• What to work on: As the answer, give a copy of each line below that includes the word "subject".

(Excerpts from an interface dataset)
________________________

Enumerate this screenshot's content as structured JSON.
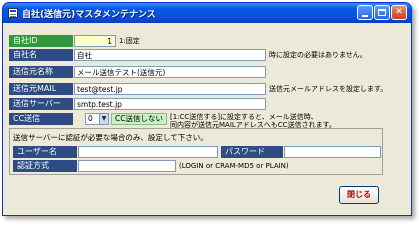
{
  "window": {
    "title": "自社(送信元)マスタメンテナンス",
    "minimize_glyph": "",
    "close_glyph": "✕"
  },
  "fields": {
    "company_id": {
      "label": "自社ID",
      "value": "1",
      "note": "1:固定"
    },
    "company_name": {
      "label": "自社名",
      "value": "自社",
      "note": "時に設定の必要はありません。"
    },
    "sender_name": {
      "label": "送信元名称",
      "value": "メール送信テスト(送信元)"
    },
    "sender_mail": {
      "label": "送信元MAIL",
      "value": "test@test.jp",
      "note": "送信元メールアドレスを設定します。"
    },
    "smtp_server": {
      "label": "送信サーバー",
      "value": "smtp.test.jp"
    },
    "cc_send": {
      "label": "CC送信",
      "select_value": "0",
      "status": "CC送信しない",
      "note_line1": "[1:CC送信する]に設定すると、メール送信時、",
      "note_line2": "同内容が送信元MAILアドレスへもCC送信されます。"
    }
  },
  "auth_group": {
    "description": "送信サーバーに認証が必要な場合のみ、設定して下さい。",
    "username_label": "ユーザー名",
    "username_value": "",
    "password_label": "パスワード",
    "password_value": "",
    "auth_method_label": "認証方式",
    "auth_method_value": "",
    "auth_method_note": "(LOGIN or CRAM-MD5 or PLAIN)"
  },
  "buttons": {
    "close_label": "閉じる"
  },
  "colors": {
    "label_bg": "#2e4b84",
    "key_label_bg": "#2f9a3b",
    "required_input_bg": "#ffffc8",
    "cc_status_bg": "#c8f0c0",
    "titlebar": "#0a4fd8"
  }
}
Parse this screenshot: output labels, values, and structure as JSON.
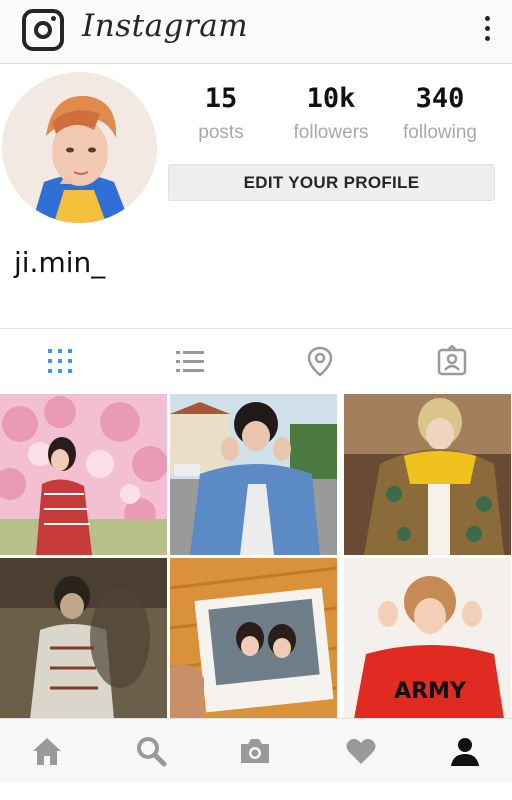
{
  "app": {
    "title": "Instagram"
  },
  "profile": {
    "username": "ji.min_",
    "edit_button_label": "EDIT YOUR PROFILE",
    "stats": {
      "posts": {
        "value": "15",
        "label": "posts"
      },
      "followers": {
        "value": "10k",
        "label": "followers"
      },
      "following": {
        "value": "340",
        "label": "following"
      }
    }
  },
  "tabs": [
    {
      "name": "grid",
      "icon": "grid-icon",
      "active": true
    },
    {
      "name": "list",
      "icon": "list-icon",
      "active": false
    },
    {
      "name": "map",
      "icon": "map-pin-icon",
      "active": false
    },
    {
      "name": "tagged",
      "icon": "tagged-person-icon",
      "active": false
    }
  ],
  "posts": [
    {
      "subject": "person among pink blossoms"
    },
    {
      "subject": "person in denim jacket outdoors"
    },
    {
      "subject": "person in patterned coat with yellow hood"
    },
    {
      "subject": "person in dim room"
    },
    {
      "subject": "hand holding polaroid photo"
    },
    {
      "subject": "person in red ARMY shirt"
    }
  ],
  "post_overlay_text": {
    "army_shirt": "ARMY"
  },
  "bottom_nav": [
    {
      "name": "home",
      "icon": "home-icon"
    },
    {
      "name": "search",
      "icon": "search-icon"
    },
    {
      "name": "camera",
      "icon": "camera-icon"
    },
    {
      "name": "activity",
      "icon": "heart-icon"
    },
    {
      "name": "profile",
      "icon": "profile-icon",
      "active": true
    }
  ],
  "colors": {
    "active_tab": "#3897f0",
    "inactive_icon": "#999999",
    "text_dark": "#262626",
    "label_gray": "#a8a8a8"
  }
}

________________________

• Reply:
      "subject": "person among pink blossoms"
      "subject": "person in denim jacket outdoors"
      "subject": "person in patterned coat with yellow hood"
      "subject": "person in dim room"
      "subject": "hand holding polaroid photo"
      "subject": "person in red ARMY shirt"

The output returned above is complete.